= EXERCISE =
Copy out the entire listing word for word.

MATERIAL TO PROCESS section start

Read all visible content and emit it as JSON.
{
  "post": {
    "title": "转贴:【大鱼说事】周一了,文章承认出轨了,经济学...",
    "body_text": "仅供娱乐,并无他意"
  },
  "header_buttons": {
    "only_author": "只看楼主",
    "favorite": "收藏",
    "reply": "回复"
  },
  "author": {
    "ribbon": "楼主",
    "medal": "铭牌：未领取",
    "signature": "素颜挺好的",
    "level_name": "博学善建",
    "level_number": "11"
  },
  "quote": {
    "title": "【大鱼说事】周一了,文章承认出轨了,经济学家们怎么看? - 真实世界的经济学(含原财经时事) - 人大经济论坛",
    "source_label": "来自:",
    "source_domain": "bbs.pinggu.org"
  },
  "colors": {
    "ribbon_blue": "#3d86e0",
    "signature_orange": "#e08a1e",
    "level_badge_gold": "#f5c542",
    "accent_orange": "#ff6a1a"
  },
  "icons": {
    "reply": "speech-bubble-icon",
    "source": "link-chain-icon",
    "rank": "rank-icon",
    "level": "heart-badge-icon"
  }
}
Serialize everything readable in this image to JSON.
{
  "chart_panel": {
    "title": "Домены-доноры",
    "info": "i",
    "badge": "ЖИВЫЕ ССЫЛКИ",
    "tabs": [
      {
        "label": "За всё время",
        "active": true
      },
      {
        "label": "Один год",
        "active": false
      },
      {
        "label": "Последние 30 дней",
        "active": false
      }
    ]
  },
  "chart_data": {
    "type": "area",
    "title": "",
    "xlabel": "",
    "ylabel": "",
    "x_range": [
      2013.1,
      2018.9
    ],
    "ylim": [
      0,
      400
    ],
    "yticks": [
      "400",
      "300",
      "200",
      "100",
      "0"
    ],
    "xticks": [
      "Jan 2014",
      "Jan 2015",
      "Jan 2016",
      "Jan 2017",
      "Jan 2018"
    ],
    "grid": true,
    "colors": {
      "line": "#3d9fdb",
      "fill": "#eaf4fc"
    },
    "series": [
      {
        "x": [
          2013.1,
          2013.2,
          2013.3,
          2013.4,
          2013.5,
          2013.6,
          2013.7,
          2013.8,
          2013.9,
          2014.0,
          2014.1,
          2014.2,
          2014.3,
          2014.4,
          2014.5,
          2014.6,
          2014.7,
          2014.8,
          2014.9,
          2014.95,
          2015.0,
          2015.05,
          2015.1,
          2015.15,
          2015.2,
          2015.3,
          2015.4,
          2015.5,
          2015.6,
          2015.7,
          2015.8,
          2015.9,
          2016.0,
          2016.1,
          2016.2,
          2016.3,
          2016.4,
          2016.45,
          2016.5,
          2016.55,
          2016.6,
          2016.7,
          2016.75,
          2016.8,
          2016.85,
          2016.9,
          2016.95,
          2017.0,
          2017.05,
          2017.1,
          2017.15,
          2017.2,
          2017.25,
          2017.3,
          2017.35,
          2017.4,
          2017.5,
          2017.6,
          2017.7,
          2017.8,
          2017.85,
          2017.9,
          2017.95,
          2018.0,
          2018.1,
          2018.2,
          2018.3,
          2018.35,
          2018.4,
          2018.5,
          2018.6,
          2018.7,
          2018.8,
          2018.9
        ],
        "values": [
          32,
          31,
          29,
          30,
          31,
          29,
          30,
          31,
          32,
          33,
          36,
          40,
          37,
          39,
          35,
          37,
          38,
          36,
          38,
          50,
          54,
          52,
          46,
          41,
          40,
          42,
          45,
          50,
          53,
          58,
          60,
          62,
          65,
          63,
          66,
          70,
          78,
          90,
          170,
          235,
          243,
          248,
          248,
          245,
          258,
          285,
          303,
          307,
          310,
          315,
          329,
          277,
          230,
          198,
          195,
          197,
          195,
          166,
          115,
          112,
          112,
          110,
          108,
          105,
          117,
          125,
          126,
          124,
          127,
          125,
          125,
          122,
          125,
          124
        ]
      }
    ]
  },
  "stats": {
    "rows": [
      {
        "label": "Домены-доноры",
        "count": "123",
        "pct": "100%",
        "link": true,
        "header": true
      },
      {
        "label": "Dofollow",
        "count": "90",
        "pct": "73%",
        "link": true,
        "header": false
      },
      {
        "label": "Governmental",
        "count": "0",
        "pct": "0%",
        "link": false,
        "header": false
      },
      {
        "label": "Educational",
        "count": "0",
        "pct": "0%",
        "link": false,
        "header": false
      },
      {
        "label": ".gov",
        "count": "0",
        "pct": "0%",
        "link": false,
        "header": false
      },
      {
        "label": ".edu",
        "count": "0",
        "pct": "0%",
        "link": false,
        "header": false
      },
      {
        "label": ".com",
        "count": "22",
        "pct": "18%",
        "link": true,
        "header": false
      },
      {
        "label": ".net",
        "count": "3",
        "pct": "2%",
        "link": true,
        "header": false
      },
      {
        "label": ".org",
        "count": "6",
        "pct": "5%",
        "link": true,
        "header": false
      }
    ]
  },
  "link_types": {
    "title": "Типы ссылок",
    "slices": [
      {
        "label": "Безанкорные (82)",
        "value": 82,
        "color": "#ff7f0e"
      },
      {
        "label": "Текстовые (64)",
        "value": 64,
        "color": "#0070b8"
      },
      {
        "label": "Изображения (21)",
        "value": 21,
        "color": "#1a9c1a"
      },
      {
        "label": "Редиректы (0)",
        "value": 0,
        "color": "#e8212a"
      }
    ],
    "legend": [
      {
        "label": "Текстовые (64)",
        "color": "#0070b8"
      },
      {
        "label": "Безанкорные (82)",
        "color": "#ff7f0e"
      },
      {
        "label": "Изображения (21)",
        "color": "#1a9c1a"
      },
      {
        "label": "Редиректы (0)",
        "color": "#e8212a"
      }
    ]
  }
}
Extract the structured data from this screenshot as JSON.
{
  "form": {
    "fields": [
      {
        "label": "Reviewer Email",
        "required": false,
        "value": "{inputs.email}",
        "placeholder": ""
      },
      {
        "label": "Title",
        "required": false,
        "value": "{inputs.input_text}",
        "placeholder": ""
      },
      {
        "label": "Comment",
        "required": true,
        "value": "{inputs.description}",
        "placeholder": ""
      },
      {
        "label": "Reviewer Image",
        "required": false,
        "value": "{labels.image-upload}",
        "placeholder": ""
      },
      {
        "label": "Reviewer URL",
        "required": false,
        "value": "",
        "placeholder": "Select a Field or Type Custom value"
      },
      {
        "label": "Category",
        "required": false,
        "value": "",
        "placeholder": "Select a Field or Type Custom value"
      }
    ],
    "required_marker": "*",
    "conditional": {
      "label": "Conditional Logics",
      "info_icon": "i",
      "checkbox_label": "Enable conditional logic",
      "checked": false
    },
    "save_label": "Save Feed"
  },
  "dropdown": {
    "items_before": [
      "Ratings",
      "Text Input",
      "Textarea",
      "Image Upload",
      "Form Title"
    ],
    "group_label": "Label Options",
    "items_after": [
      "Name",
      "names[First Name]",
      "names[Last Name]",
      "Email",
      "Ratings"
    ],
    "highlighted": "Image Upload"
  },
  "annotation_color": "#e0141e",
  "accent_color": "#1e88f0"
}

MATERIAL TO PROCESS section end

= SOLUTION TO THE PROBLEM =
Read all visible content and emit it as JSON.
{
  "post": {
    "title": "转贴:【大鱼说事】周一了,文章承认出轨了,经济学...",
    "body_text": "仅供娱乐,并无他意"
  },
  "header_buttons": {
    "only_author": "只看楼主",
    "favorite": "收藏",
    "reply": "回复"
  },
  "author": {
    "ribbon": "楼主",
    "medal": "铭牌：未领取",
    "signature": "素颜挺好的",
    "level_name": "博学善建",
    "level_number": "11"
  },
  "quote": {
    "title": "【大鱼说事】周一了,文章承认出轨了,经济学家们怎么看? - 真实世界的经济学(含原财经时事) - 人大经济论坛",
    "source_label": "来自:",
    "source_domain": "bbs.pinggu.org"
  },
  "colors": {
    "ribbon_blue": "#3d86e0",
    "signature_orange": "#e08a1e",
    "level_badge_gold": "#f5c542",
    "accent_orange": "#ff6a1a"
  },
  "icons": {
    "reply": "speech-bubble-icon",
    "source": "link-chain-icon",
    "rank": "rank-icon",
    "level": "heart-badge-icon"
  }
}
Serialize everything readable in this image to JSON.
{
  "chart_panel": {
    "title": "Домены-доноры",
    "info": "i",
    "badge": "ЖИВЫЕ ССЫЛКИ",
    "tabs": [
      {
        "label": "За всё время",
        "active": true
      },
      {
        "label": "Один год",
        "active": false
      },
      {
        "label": "Последние 30 дней",
        "active": false
      }
    ]
  },
  "chart_data": {
    "type": "area",
    "title": "",
    "xlabel": "",
    "ylabel": "",
    "x_range": [
      2013.1,
      2018.9
    ],
    "ylim": [
      0,
      400
    ],
    "yticks": [
      "400",
      "300",
      "200",
      "100",
      "0"
    ],
    "xticks": [
      "Jan 2014",
      "Jan 2015",
      "Jan 2016",
      "Jan 2017",
      "Jan 2018"
    ],
    "grid": true,
    "colors": {
      "line": "#3d9fdb",
      "fill": "#eaf4fc"
    },
    "series": [
      {
        "x": [
          2013.1,
          2013.2,
          2013.3,
          2013.4,
          2013.5,
          2013.6,
          2013.7,
          2013.8,
          2013.9,
          2014.0,
          2014.1,
          2014.2,
          2014.3,
          2014.4,
          2014.5,
          2014.6,
          2014.7,
          2014.8,
          2014.9,
          2014.95,
          2015.0,
          2015.05,
          2015.1,
          2015.15,
          2015.2,
          2015.3,
          2015.4,
          2015.5,
          2015.6,
          2015.7,
          2015.8,
          2015.9,
          2016.0,
          2016.1,
          2016.2,
          2016.3,
          2016.4,
          2016.45,
          2016.5,
          2016.55,
          2016.6,
          2016.7,
          2016.75,
          2016.8,
          2016.85,
          2016.9,
          2016.95,
          2017.0,
          2017.05,
          2017.1,
          2017.15,
          2017.2,
          2017.25,
          2017.3,
          2017.35,
          2017.4,
          2017.5,
          2017.6,
          2017.7,
          2017.8,
          2017.85,
          2017.9,
          2017.95,
          2018.0,
          2018.1,
          2018.2,
          2018.3,
          2018.35,
          2018.4,
          2018.5,
          2018.6,
          2018.7,
          2018.8,
          2018.9
        ],
        "values": [
          32,
          31,
          29,
          30,
          31,
          29,
          30,
          31,
          32,
          33,
          36,
          40,
          37,
          39,
          35,
          37,
          38,
          36,
          38,
          50,
          54,
          52,
          46,
          41,
          40,
          42,
          45,
          50,
          53,
          58,
          60,
          62,
          65,
          63,
          66,
          70,
          78,
          90,
          170,
          235,
          243,
          248,
          248,
          245,
          258,
          285,
          303,
          307,
          310,
          315,
          329,
          277,
          230,
          198,
          195,
          197,
          195,
          166,
          115,
          112,
          112,
          110,
          108,
          105,
          117,
          125,
          126,
          124,
          127,
          125,
          125,
          122,
          125,
          124
        ]
      }
    ]
  },
  "stats": {
    "rows": [
      {
        "label": "Домены-доноры",
        "count": "123",
        "pct": "100%",
        "link": true,
        "header": true
      },
      {
        "label": "Dofollow",
        "count": "90",
        "pct": "73%",
        "link": true,
        "header": false
      },
      {
        "label": "Governmental",
        "count": "0",
        "pct": "0%",
        "link": false,
        "header": false
      },
      {
        "label": "Educational",
        "count": "0",
        "pct": "0%",
        "link": false,
        "header": false
      },
      {
        "label": ".gov",
        "count": "0",
        "pct": "0%",
        "link": false,
        "header": false
      },
      {
        "label": ".edu",
        "count": "0",
        "pct": "0%",
        "link": false,
        "header": false
      },
      {
        "label": ".com",
        "count": "22",
        "pct": "18%",
        "link": true,
        "header": false
      },
      {
        "label": ".net",
        "count": "3",
        "pct": "2%",
        "link": true,
        "header": false
      },
      {
        "label": ".org",
        "count": "6",
        "pct": "5%",
        "link": true,
        "header": false
      }
    ]
  },
  "link_types": {
    "title": "Типы ссылок",
    "slices": [
      {
        "label": "Безанкорные (82)",
        "value": 82,
        "color": "#ff7f0e"
      },
      {
        "label": "Текстовые (64)",
        "value": 64,
        "color": "#0070b8"
      },
      {
        "label": "Изображения (21)",
        "value": 21,
        "color": "#1a9c1a"
      },
      {
        "label": "Редиректы (0)",
        "value": 0,
        "color": "#e8212a"
      }
    ],
    "legend": [
      {
        "label": "Текстовые (64)",
        "color": "#0070b8"
      },
      {
        "label": "Безанкорные (82)",
        "color": "#ff7f0e"
      },
      {
        "label": "Изображения (21)",
        "color": "#1a9c1a"
      },
      {
        "label": "Редиректы (0)",
        "color": "#e8212a"
      }
    ]
  }
}
Extract the structured data from this screenshot as JSON.
{
  "form": {
    "fields": [
      {
        "label": "Reviewer Email",
        "required": false,
        "value": "{inputs.email}",
        "placeholder": ""
      },
      {
        "label": "Title",
        "required": false,
        "value": "{inputs.input_text}",
        "placeholder": ""
      },
      {
        "label": "Comment",
        "required": true,
        "value": "{inputs.description}",
        "placeholder": ""
      },
      {
        "label": "Reviewer Image",
        "required": false,
        "value": "{labels.image-upload}",
        "placeholder": ""
      },
      {
        "label": "Reviewer URL",
        "required": false,
        "value": "",
        "placeholder": "Select a Field or Type Custom value"
      },
      {
        "label": "Category",
        "required": false,
        "value": "",
        "placeholder": "Select a Field or Type Custom value"
      }
    ],
    "required_marker": "*",
    "conditional": {
      "label": "Conditional Logics",
      "info_icon": "i",
      "checkbox_label": "Enable conditional logic",
      "checked": false
    },
    "save_label": "Save Feed"
  },
  "dropdown": {
    "items_before": [
      "Ratings",
      "Text Input",
      "Textarea",
      "Image Upload",
      "Form Title"
    ],
    "group_label": "Label Options",
    "items_after": [
      "Name",
      "names[First Name]",
      "names[Last Name]",
      "Email",
      "Ratings"
    ],
    "highlighted": "Image Upload"
  },
  "annotation_color": "#e0141e",
  "accent_color": "#1e88f0"
}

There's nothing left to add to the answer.